Zwedru, Nimba County – As The National Elections Commission (NEC) continues the civic voter education across the country, Liberians in Grand Gedeh County are expressing optimism about the electoral process.
On August 18, youth and women groups, members of political parties, the civil society, representatives of UNMIL, officials of the county administration and NEC paraded the streets of Zwedru as part of activities marking the official launch of the CVE campaign in the county.
Speaking during the program, Annie Suah Dennis, assistant election magistrate of Grand Gedeh, reminded the gathering that “Election is everybody’s business,” and she called on stakeholders in the electoral process to be fully involved in the entire process.
Arthur Dougee, the county senior elections magistrate, said the campaign shows that NEC is ready for the conduct of October 10 elections. Mr. Dougee said every individual Liberian has the responsibility to make the elections peaceful.
For his part, Peter Solo, the county superintendent, urged all supporters of various presidential and representative candidates to avoid tearing down campaign flyers and billboards in the county.
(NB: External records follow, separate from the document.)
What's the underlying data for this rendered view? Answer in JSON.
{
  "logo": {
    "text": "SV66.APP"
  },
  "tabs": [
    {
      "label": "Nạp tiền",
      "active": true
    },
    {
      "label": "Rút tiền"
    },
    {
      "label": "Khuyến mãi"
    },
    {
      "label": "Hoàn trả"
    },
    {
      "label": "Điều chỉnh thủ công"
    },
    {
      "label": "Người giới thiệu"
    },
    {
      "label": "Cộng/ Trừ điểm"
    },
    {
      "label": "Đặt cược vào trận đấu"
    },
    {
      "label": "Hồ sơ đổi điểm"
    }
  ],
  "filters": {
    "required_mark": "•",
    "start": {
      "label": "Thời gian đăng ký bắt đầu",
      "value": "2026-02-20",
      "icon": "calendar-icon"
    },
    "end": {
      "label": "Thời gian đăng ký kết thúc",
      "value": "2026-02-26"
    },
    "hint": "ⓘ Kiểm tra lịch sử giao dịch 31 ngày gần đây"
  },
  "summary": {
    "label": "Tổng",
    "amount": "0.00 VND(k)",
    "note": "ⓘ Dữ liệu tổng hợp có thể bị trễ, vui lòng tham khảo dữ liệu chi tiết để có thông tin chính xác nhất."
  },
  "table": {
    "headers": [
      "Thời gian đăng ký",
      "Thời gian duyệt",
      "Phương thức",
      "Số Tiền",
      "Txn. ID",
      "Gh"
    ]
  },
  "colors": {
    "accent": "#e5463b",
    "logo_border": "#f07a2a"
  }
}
He warned that violators would be dealt with according to the law.
At the same time, some residents of Zwedru City have been speaking about the electoral process.
Victoria Suhn: “This election that is coming, we don’t want to fight; we want peace so all those that will vote should please do it in peace and no hala hala.”
Bettie Gaine: “I am very happy about the way the people come to teach our people in Grand Gedeh County because some of our old people don’t know how to carry on this voting business. In some cases, they can do their own thing that can be disqualified.”
Victor Williams: “I pray that this election will be free and fair because of what the NEC is doing in the county by going around educating people on how to vote and how to keep violence away from this election.”
Jones Collins: “You know this election business we talking about here, we want for it to be peaceful, we don’t want any confusion, we want it to be free and fair.”
Report By: Angeline Roberts
The claim is rigorous and the content is demonstrably true.
The statement is correct, although it needs clarification additional information or context.
Evidence publicly available neither proves nor disproves the claim. More research is needed.
The statement contains correct data, but ignores very important elements or is mixed with incorrect data giving a different, inaccurate or false impression.
The claim is inaccurate according to the best evidence publicly available at this time.
Upon further investigation of the claim, a different conclusion was determined leading to the removal of the initial determination.
A rude, disrespectful, or unreasonable comment that is somewhat likely to make you leave a discussion or give up on sharing your perspective. Based on algorithmic detection of issues around toxicity, obscenity, threats, insults, and hate speech;